Global Health in Crisis

Global Health in Crisis, The Answer Lies in the Soil

In agriculture we are working with living processes. This includes two realities:  firstly the processes associated with life and secondly those associated to physical, mineral matter. Together they create a whole and are not separable. A restriction to purely quantitative analysis will not suffice when we deal with life processes. We can understand the properties of inorganic matter, which are accessible to measure, weight and number, but a living organism is more than the sum of the substances into which we can categorise it through analytical data. Advances in Systems Theory, Chaos Theory and Biotechnology promise revolutionary ways of seeing things and extends our understanding of life. Our most immediate and accessible wisdom lies in the intuitive knowledge of the farmer. This knowledge is accumulated over time by constant observation and practice.  In some not yet dispossessed indigenous societies this extends back for generations.

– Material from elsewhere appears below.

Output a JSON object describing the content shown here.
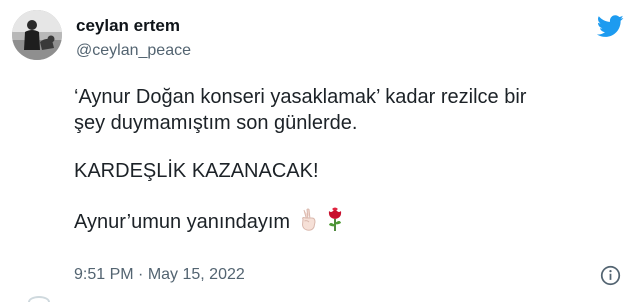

As mankind we have the possibility in our evolution to help Nature take a step beyond herself. Our future agriculture, when properly implemented, will mean that with man’s co-operation something will be created which natural processes alone would not bring about. Man, acting out of wisdom, and with the help of nature and her products, takes a step beyond Nature, is able to assist Nature in her development.

Man can become consciously active in his participatory role in world evolution, not merely preserving and living from the fruits of the earth, but building and helping in Creation. We need to renegotiate that age-old conversation between Man and the whole of Creation and through this find expression for our true human potential.

CONTENTS Global Health in Crisis

Global health in crisis
Evolution and the raising of consciousness
Agriculture and ecology
What are the current trends in agriculture?
Soil health and plant health page
Research for ecological agriculture
The future and alternative agriculture
Pests, disease and weeds
Forming the perspective to the whole plant
Effective Microorganisms (EM)
The origin of soils
The key to future agriculture
New awareness and new responsibility
Synoptic conclusion